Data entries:
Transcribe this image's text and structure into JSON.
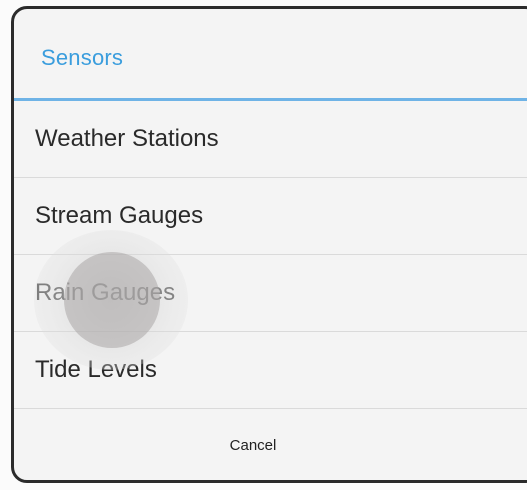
{
  "dialog": {
    "title": "Sensors",
    "options": [
      {
        "label": "Weather Stations"
      },
      {
        "label": "Stream Gauges"
      },
      {
        "label": "Rain Gauges"
      },
      {
        "label": "Tide Levels"
      }
    ],
    "cancel_label": "Cancel"
  },
  "colors": {
    "title": "#3a9ddd",
    "divider": "#6fb3e6",
    "background": "#f4f4f4"
  }
}
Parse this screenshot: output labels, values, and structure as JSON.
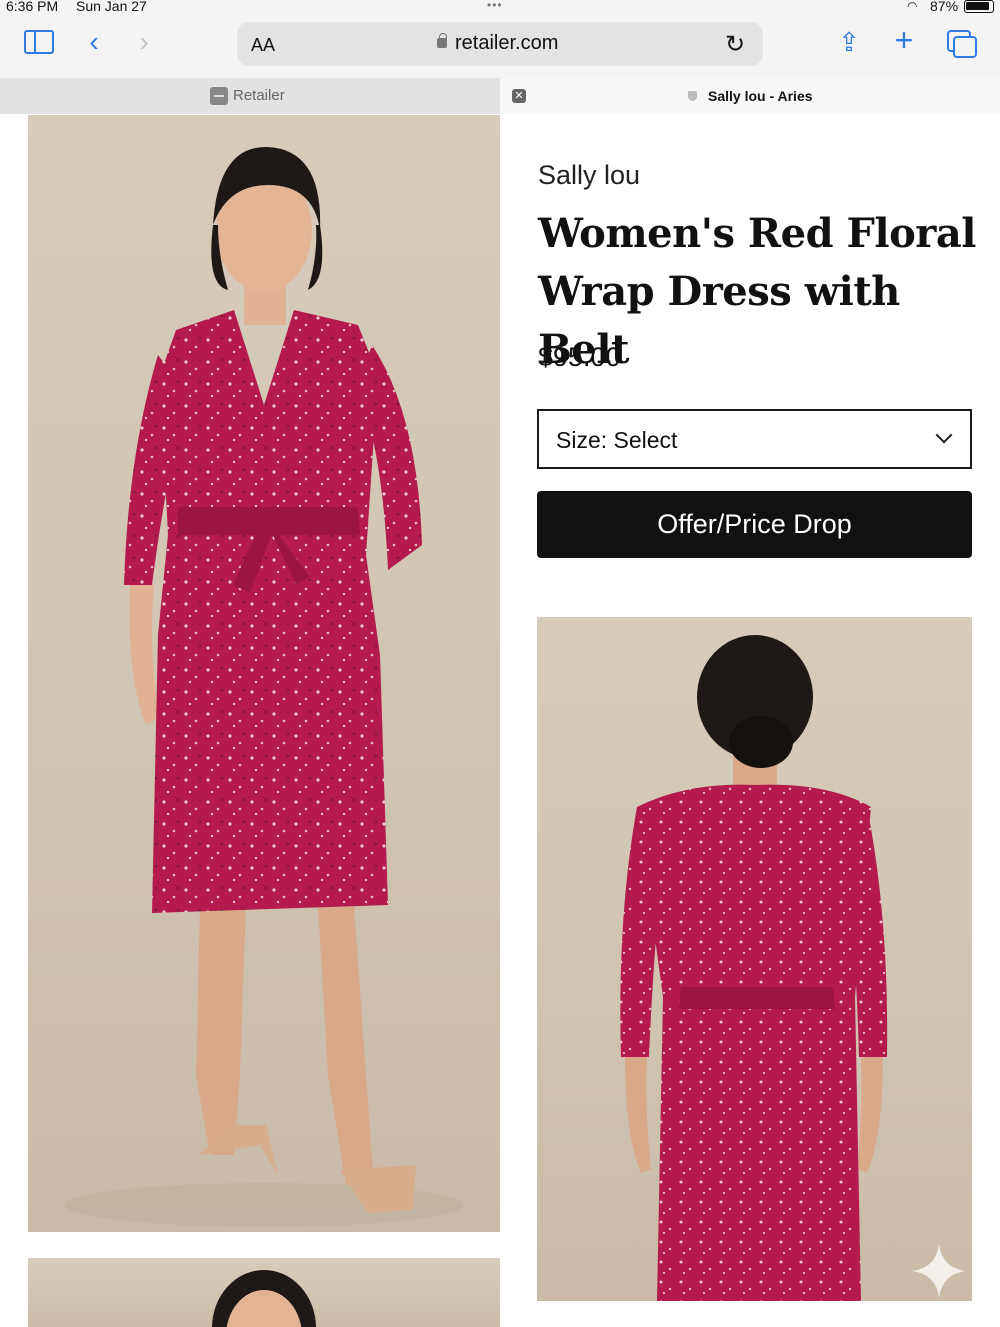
{
  "status_bar": {
    "time": "6:36 PM",
    "date": "Sun Jan 27",
    "battery": "87%"
  },
  "toolbar": {
    "text_size": "AA",
    "url": "retailer.com"
  },
  "tabs": [
    {
      "label": "Retailer",
      "active": false
    },
    {
      "label": "Sally lou - Aries",
      "active": true
    }
  ],
  "product": {
    "brand": "Sally lou",
    "title": "Women's Red Floral Wrap Dress with Belt",
    "price": "$95.00",
    "size_select_label": "Size: Select",
    "offer_button_label": "Offer/Price Drop"
  },
  "colors": {
    "dress": "#b51a4e",
    "background": "#d3c6b5",
    "button": "#111111",
    "accent": "#2f7ae5"
  }
}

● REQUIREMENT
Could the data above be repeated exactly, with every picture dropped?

● TASK ANSWER
Transcribe this image's text and structure into JSON.
{
  "dialog": {
    "title": "Sensors",
    "options": [
      {
        "label": "Weather Stations"
      },
      {
        "label": "Stream Gauges"
      },
      {
        "label": "Rain Gauges"
      },
      {
        "label": "Tide Levels"
      }
    ],
    "cancel_label": "Cancel"
  },
  "colors": {
    "title": "#3a9ddd",
    "divider": "#6fb3e6",
    "background": "#f4f4f4"
  }
}
Parse this screenshot: output labels, values, and structure as JSON.
{
  "status_bar": {
    "time": "6:36 PM",
    "date": "Sun Jan 27",
    "battery": "87%"
  },
  "toolbar": {
    "text_size": "AA",
    "url": "retailer.com"
  },
  "tabs": [
    {
      "label": "Retailer",
      "active": false
    },
    {
      "label": "Sally lou - Aries",
      "active": true
    }
  ],
  "product": {
    "brand": "Sally lou",
    "title": "Women's Red Floral Wrap Dress with Belt",
    "price": "$95.00",
    "size_select_label": "Size: Select",
    "offer_button_label": "Offer/Price Drop"
  },
  "colors": {
    "dress": "#b51a4e",
    "background": "#d3c6b5",
    "button": "#111111",
    "accent": "#2f7ae5"
  }
}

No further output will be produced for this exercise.